= Exercise goal =
Please retype the entries exactly as they stand, leaving out any pictures.
Start of Provided data
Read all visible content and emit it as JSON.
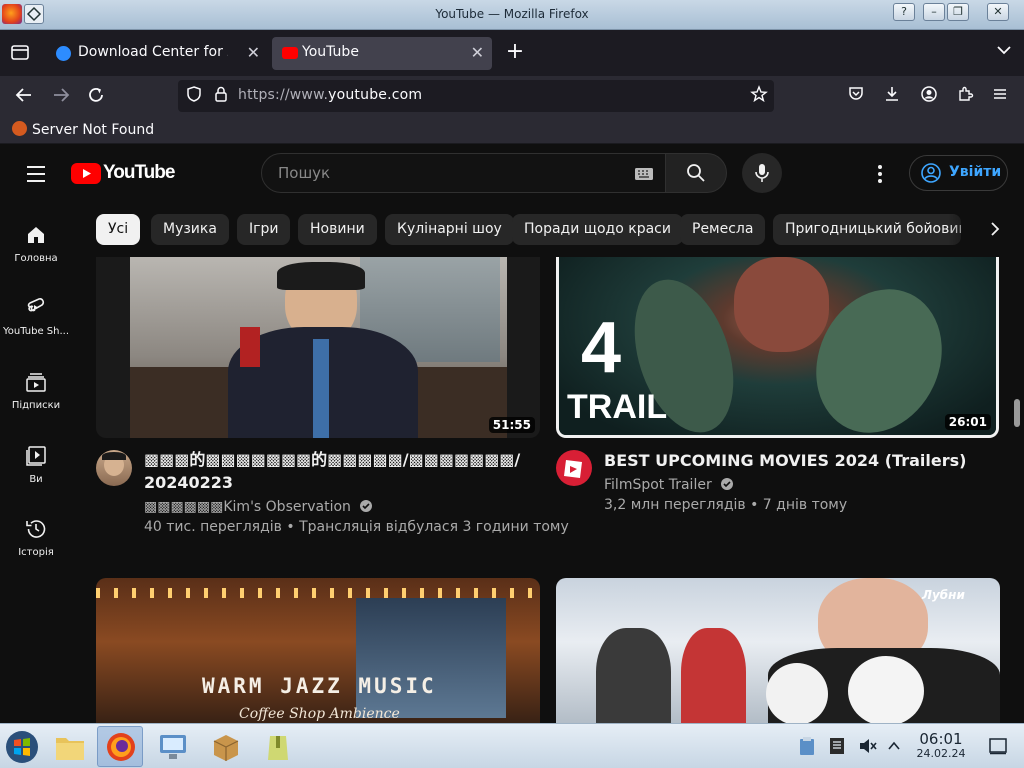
{
  "window": {
    "title": "YouTube — Mozilla Firefox",
    "help_label": "?",
    "min_label": "–",
    "max_label": "❐",
    "close_label": "✕"
  },
  "tabs": [
    {
      "label": "Download Center for Zoom",
      "close": "✕"
    },
    {
      "label": "YouTube",
      "close": "✕"
    }
  ],
  "newtab_label": "+",
  "nav": {
    "url_prefix": "https://www.",
    "url_host": "youtube.com"
  },
  "bookmarks": [
    {
      "label": "Server Not Found"
    }
  ],
  "youtube": {
    "logo_text": "YouTube",
    "search_placeholder": "Пошук",
    "signin_label": "Увійти",
    "chips": [
      "Усі",
      "Музика",
      "Ігри",
      "Новини",
      "Кулінарні шоу",
      "Поради щодо краси",
      "Ремесла",
      "Пригодницький бойовик"
    ],
    "sidebar": [
      {
        "label": "Головна",
        "icon": "home-icon"
      },
      {
        "label": "YouTube Sh...",
        "icon": "shorts-icon"
      },
      {
        "label": "Підписки",
        "icon": "subscriptions-icon"
      },
      {
        "label": "Ви",
        "icon": "you-icon"
      },
      {
        "label": "Історія",
        "icon": "history-icon"
      }
    ],
    "videos": [
      {
        "title_line1": "▩▩▩的▩▩▩▩▩▩▩的▩▩▩▩▩/▩▩▩▩▩▩▩/",
        "title_line2": "20240223",
        "channel": "▩▩▩▩▩▩Kim's Observation",
        "meta": "40 тис. переглядів • Трансляція відбулася 3 години тому",
        "duration": "51:55"
      },
      {
        "title_line1": "BEST UPCOMING MOVIES 2024 (Trailers)",
        "title_line2": "",
        "channel": "FilmSpot Trailer",
        "meta": "3,2 млн переглядів • 7 днів тому",
        "duration": "26:01",
        "thumb_text_number": "4",
        "thumb_text_word": "TRAIL"
      },
      {
        "thumb_text": "WARM JAZZ MUSIC",
        "thumb_subtext": "Coffee Shop Ambience"
      },
      {
        "thumb_logo_text": "Лубни"
      }
    ]
  },
  "taskbar": {
    "time": "06:01",
    "date": "24.02.24"
  },
  "colors": {
    "yt_red": "#ff0000",
    "yt_bg": "#0f0f0f",
    "chip_bg": "#272727",
    "signin_blue": "#3ea6ff",
    "firefox_toolbar": "#2b2a33"
  }
}
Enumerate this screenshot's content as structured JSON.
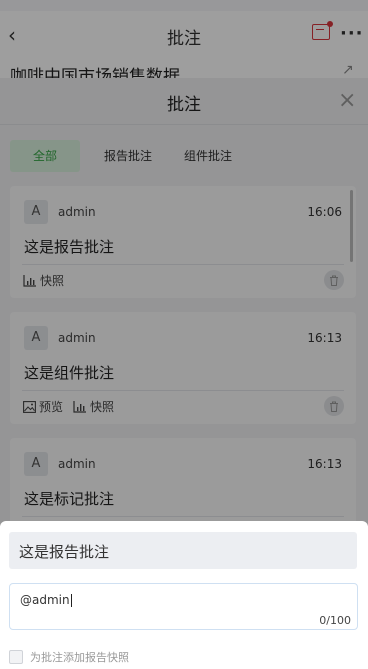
{
  "app_header": {
    "back_glyph": "‹",
    "title": "批注",
    "more_glyph": "···"
  },
  "report": {
    "title": "咖啡中国市场销售数据"
  },
  "modal": {
    "title": "批注",
    "close_glyph": "×",
    "tabs": [
      {
        "label": "全部",
        "active": true
      },
      {
        "label": "报告批注",
        "active": false
      },
      {
        "label": "组件批注",
        "active": false
      }
    ],
    "comments": [
      {
        "avatar": "A",
        "user": "admin",
        "time": "16:06",
        "text": "这是报告批注",
        "actions": [
          "快照"
        ]
      },
      {
        "avatar": "A",
        "user": "admin",
        "time": "16:13",
        "text": "这是组件批注",
        "actions": [
          "预览",
          "快照"
        ]
      },
      {
        "avatar": "A",
        "user": "admin",
        "time": "16:13",
        "text": "这是标记批注",
        "actions": []
      }
    ]
  },
  "reply_sheet": {
    "quoted_text": "这是报告批注",
    "input_value": "@admin",
    "char_count": "0/100",
    "snapshot_checkbox_label": "为批注添加报告快照",
    "snapshot_checked": false
  },
  "colors": {
    "accent_green": "#36a546",
    "accent_red": "#d9363e"
  }
}
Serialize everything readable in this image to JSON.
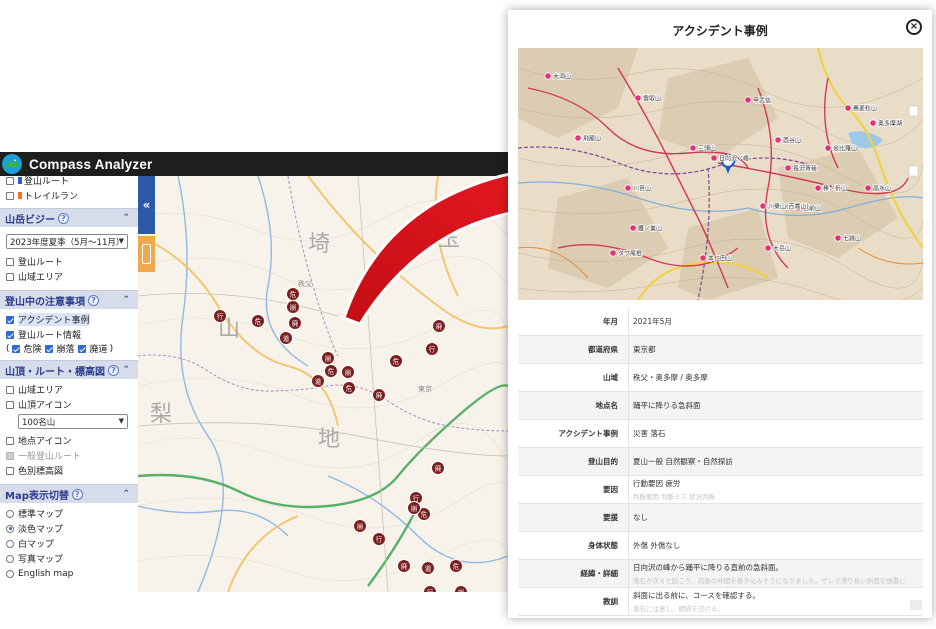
{
  "app": {
    "title": "Compass Analyzer"
  },
  "sidebar": {
    "top_items": [
      {
        "label": "登山ルート",
        "checked": false,
        "swatch": "#2f5bd6"
      },
      {
        "label": "トレイルラン",
        "checked": false,
        "swatch": "#f0702a"
      }
    ],
    "sections": {
      "mountain_busy": {
        "title": "山岳ビジー",
        "select_value": "2023年度夏季（5月～11月）",
        "items": [
          {
            "label": "登山ルート",
            "checked": false
          },
          {
            "label": "山域エリア",
            "checked": false
          }
        ]
      },
      "caution": {
        "title": "登山中の注意事項",
        "items": [
          {
            "label": "アクシデント事例",
            "checked": true
          },
          {
            "label": "登山ルート情報",
            "checked": true
          }
        ],
        "subfilters": [
          {
            "label": "危険",
            "checked": true
          },
          {
            "label": "崩落",
            "checked": true
          },
          {
            "label": "廃道",
            "checked": true
          }
        ],
        "paren_open": "(",
        "paren_close": ")"
      },
      "summit": {
        "title": "山頂・ルート・標高図",
        "items": [
          {
            "label": "山域エリア",
            "checked": false
          },
          {
            "label": "山頂アイコン",
            "checked": false
          }
        ],
        "select_value": "100名山",
        "items2": [
          {
            "label": "地点アイコン",
            "checked": false
          },
          {
            "label": "一般登山ルート",
            "checked": false,
            "disabled": true
          },
          {
            "label": "色別標高図",
            "checked": false
          }
        ]
      },
      "map_switch": {
        "title": "Map表示切替",
        "options": [
          {
            "label": "標準マップ",
            "selected": false
          },
          {
            "label": "淡色マップ",
            "selected": true
          },
          {
            "label": "白マップ",
            "selected": false
          },
          {
            "label": "写真マップ",
            "selected": false
          },
          {
            "label": "English map",
            "selected": false
          }
        ]
      }
    },
    "collapse_glyph": "«"
  },
  "map_left": {
    "place_labels": [
      "埼",
      "玉",
      "山",
      "梨",
      "地",
      "東京",
      "秩父"
    ],
    "marker_glyphs": [
      "危",
      "崩",
      "廃",
      "行",
      "道"
    ]
  },
  "modal": {
    "title": "アクシデント事例",
    "close_glyph": "×",
    "map_labels": [
      "大洞山",
      "雲取山",
      "三頭山",
      "甲武信",
      "鷹ノ巣山",
      "川苔山",
      "日向沢ノ峰",
      "大岳山",
      "御前山",
      "蕎麦粒山",
      "棒ノ折山",
      "高水山",
      "金比羅山",
      "川乗山(百尋山)",
      "本仁田山",
      "飛龍山",
      "酉谷山",
      "タワ尾根",
      "七跳山",
      "長沢背稜",
      "奥多摩湖"
    ],
    "details": [
      {
        "label": "年月",
        "value": "2021年5月"
      },
      {
        "label": "都道府県",
        "value": "東京都"
      },
      {
        "label": "山域",
        "value": "秩父・奥多摩 / 奥多摩"
      },
      {
        "label": "地点名",
        "value": "踊平に降りる急斜面"
      },
      {
        "label": "アクシデント事例",
        "value": "災害 落石"
      },
      {
        "label": "登山目的",
        "value": "夏山一般 自然観察・自然探訪"
      },
      {
        "label": "要因",
        "value": "行動要因 疲労",
        "faded": "判断要因 判断ミス 状況判断"
      },
      {
        "label": "要援",
        "value": "なし"
      },
      {
        "label": "身体状態",
        "value": "外傷 外傷なし"
      },
      {
        "label": "経緯・詳細",
        "value": "日向沢の峰から踊平に降りる直前の急斜面。",
        "faded": "落石が次々と起こり、前後の仲間を巻き込みそうになりました。ザレで滑り易い斜面を慎重に"
      },
      {
        "label": "教訓",
        "value": "斜面に出る前に、コースを確認する。",
        "faded": "落石に注意し、間隔を空ける。"
      }
    ]
  },
  "colors": {
    "header_bg": "#1e1e1e",
    "section_bg": "#d6dcea",
    "section_text": "#2b3d8f",
    "collapse_tab": "#2c5aa8",
    "side_tab": "#f0a850",
    "marker": "#7a1f1f",
    "arrow": "#e8141e",
    "map_pin": "#e0337a"
  }
}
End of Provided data
= Answer space =
Read all visible content and emit it as JSON.
{
  "window": {
    "title": "YouTube — Mozilla Firefox",
    "help_label": "?",
    "min_label": "–",
    "max_label": "❐",
    "close_label": "✕"
  },
  "tabs": [
    {
      "label": "Download Center for Zoom",
      "close": "✕"
    },
    {
      "label": "YouTube",
      "close": "✕"
    }
  ],
  "newtab_label": "+",
  "nav": {
    "url_prefix": "https://www.",
    "url_host": "youtube.com"
  },
  "bookmarks": [
    {
      "label": "Server Not Found"
    }
  ],
  "youtube": {
    "logo_text": "YouTube",
    "search_placeholder": "Пошук",
    "signin_label": "Увійти",
    "chips": [
      "Усі",
      "Музика",
      "Ігри",
      "Новини",
      "Кулінарні шоу",
      "Поради щодо краси",
      "Ремесла",
      "Пригодницький бойовик"
    ],
    "sidebar": [
      {
        "label": "Головна",
        "icon": "home-icon"
      },
      {
        "label": "YouTube Sh...",
        "icon": "shorts-icon"
      },
      {
        "label": "Підписки",
        "icon": "subscriptions-icon"
      },
      {
        "label": "Ви",
        "icon": "you-icon"
      },
      {
        "label": "Історія",
        "icon": "history-icon"
      }
    ],
    "videos": [
      {
        "title_line1": "▩▩▩的▩▩▩▩▩▩▩的▩▩▩▩▩/▩▩▩▩▩▩▩/",
        "title_line2": "20240223",
        "channel": "▩▩▩▩▩▩Kim's Observation",
        "meta": "40 тис. переглядів • Трансляція відбулася 3 години тому",
        "duration": "51:55"
      },
      {
        "title_line1": "BEST UPCOMING MOVIES 2024 (Trailers)",
        "title_line2": "",
        "channel": "FilmSpot Trailer",
        "meta": "3,2 млн переглядів • 7 днів тому",
        "duration": "26:01",
        "thumb_text_number": "4",
        "thumb_text_word": "TRAIL"
      },
      {
        "thumb_text": "WARM JAZZ MUSIC",
        "thumb_subtext": "Coffee Shop Ambience"
      },
      {
        "thumb_logo_text": "Лубни"
      }
    ]
  },
  "taskbar": {
    "time": "06:01",
    "date": "24.02.24"
  },
  "colors": {
    "yt_red": "#ff0000",
    "yt_bg": "#0f0f0f",
    "chip_bg": "#272727",
    "signin_blue": "#3ea6ff",
    "firefox_toolbar": "#2b2a33"
  }
}
Enumerate this screenshot's content as structured JSON.
{
  "app_header": {
    "back_glyph": "‹",
    "title": "批注",
    "more_glyph": "···"
  },
  "report": {
    "title": "咖啡中国市场销售数据"
  },
  "modal": {
    "title": "批注",
    "close_glyph": "×",
    "tabs": [
      {
        "label": "全部",
        "active": true
      },
      {
        "label": "报告批注",
        "active": false
      },
      {
        "label": "组件批注",
        "active": false
      }
    ],
    "comments": [
      {
        "avatar": "A",
        "user": "admin",
        "time": "16:06",
        "text": "这是报告批注",
        "actions": [
          "快照"
        ]
      },
      {
        "avatar": "A",
        "user": "admin",
        "time": "16:13",
        "text": "这是组件批注",
        "actions": [
          "预览",
          "快照"
        ]
      },
      {
        "avatar": "A",
        "user": "admin",
        "time": "16:13",
        "text": "这是标记批注",
        "actions": []
      }
    ]
  },
  "reply_sheet": {
    "quoted_text": "这是报告批注",
    "input_value": "@admin",
    "char_count": "0/100",
    "snapshot_checkbox_label": "为批注添加报告快照",
    "snapshot_checked": false
  },
  "colors": {
    "accent_green": "#36a546",
    "accent_red": "#d9363e"
  }
}
Serialize everything readable in this image to JSON.
{
  "app": {
    "title": "Compass Analyzer"
  },
  "sidebar": {
    "top_items": [
      {
        "label": "登山ルート",
        "checked": false,
        "swatch": "#2f5bd6"
      },
      {
        "label": "トレイルラン",
        "checked": false,
        "swatch": "#f0702a"
      }
    ],
    "sections": {
      "mountain_busy": {
        "title": "山岳ビジー",
        "select_value": "2023年度夏季（5月～11月）",
        "items": [
          {
            "label": "登山ルート",
            "checked": false
          },
          {
            "label": "山域エリア",
            "checked": false
          }
        ]
      },
      "caution": {
        "title": "登山中の注意事項",
        "items": [
          {
            "label": "アクシデント事例",
            "checked": true
          },
          {
            "label": "登山ルート情報",
            "checked": true
          }
        ],
        "subfilters": [
          {
            "label": "危険",
            "checked": true
          },
          {
            "label": "崩落",
            "checked": true
          },
          {
            "label": "廃道",
            "checked": true
          }
        ],
        "paren_open": "(",
        "paren_close": ")"
      },
      "summit": {
        "title": "山頂・ルート・標高図",
        "items": [
          {
            "label": "山域エリア",
            "checked": false
          },
          {
            "label": "山頂アイコン",
            "checked": false
          }
        ],
        "select_value": "100名山",
        "items2": [
          {
            "label": "地点アイコン",
            "checked": false
          },
          {
            "label": "一般登山ルート",
            "checked": false,
            "disabled": true
          },
          {
            "label": "色別標高図",
            "checked": false
          }
        ]
      },
      "map_switch": {
        "title": "Map表示切替",
        "options": [
          {
            "label": "標準マップ",
            "selected": false
          },
          {
            "label": "淡色マップ",
            "selected": true
          },
          {
            "label": "白マップ",
            "selected": false
          },
          {
            "label": "写真マップ",
            "selected": false
          },
          {
            "label": "English map",
            "selected": false
          }
        ]
      }
    },
    "collapse_glyph": "«"
  },
  "map_left": {
    "place_labels": [
      "埼",
      "玉",
      "山",
      "梨",
      "地",
      "東京",
      "秩父"
    ],
    "marker_glyphs": [
      "危",
      "崩",
      "廃",
      "行",
      "道"
    ]
  },
  "modal": {
    "title": "アクシデント事例",
    "close_glyph": "×",
    "map_labels": [
      "大洞山",
      "雲取山",
      "三頭山",
      "甲武信",
      "鷹ノ巣山",
      "川苔山",
      "日向沢ノ峰",
      "大岳山",
      "御前山",
      "蕎麦粒山",
      "棒ノ折山",
      "高水山",
      "金比羅山",
      "川乗山(百尋山)",
      "本仁田山",
      "飛龍山",
      "酉谷山",
      "タワ尾根",
      "七跳山",
      "長沢背稜",
      "奥多摩湖"
    ],
    "details": [
      {
        "label": "年月",
        "value": "2021年5月"
      },
      {
        "label": "都道府県",
        "value": "東京都"
      },
      {
        "label": "山域",
        "value": "秩父・奥多摩 / 奥多摩"
      },
      {
        "label": "地点名",
        "value": "踊平に降りる急斜面"
      },
      {
        "label": "アクシデント事例",
        "value": "災害 落石"
      },
      {
        "label": "登山目的",
        "value": "夏山一般 自然観察・自然探訪"
      },
      {
        "label": "要因",
        "value": "行動要因 疲労",
        "faded": "判断要因 判断ミス 状況判断"
      },
      {
        "label": "要援",
        "value": "なし"
      },
      {
        "label": "身体状態",
        "value": "外傷 外傷なし"
      },
      {
        "label": "経緯・詳細",
        "value": "日向沢の峰から踊平に降りる直前の急斜面。",
        "faded": "落石が次々と起こり、前後の仲間を巻き込みそうになりました。ザレで滑り易い斜面を慎重に"
      },
      {
        "label": "教訓",
        "value": "斜面に出る前に、コースを確認する。",
        "faded": "落石に注意し、間隔を空ける。"
      }
    ]
  },
  "colors": {
    "header_bg": "#1e1e1e",
    "section_bg": "#d6dcea",
    "section_text": "#2b3d8f",
    "collapse_tab": "#2c5aa8",
    "side_tab": "#f0a850",
    "marker": "#7a1f1f",
    "arrow": "#e8141e",
    "map_pin": "#e0337a"
  }
}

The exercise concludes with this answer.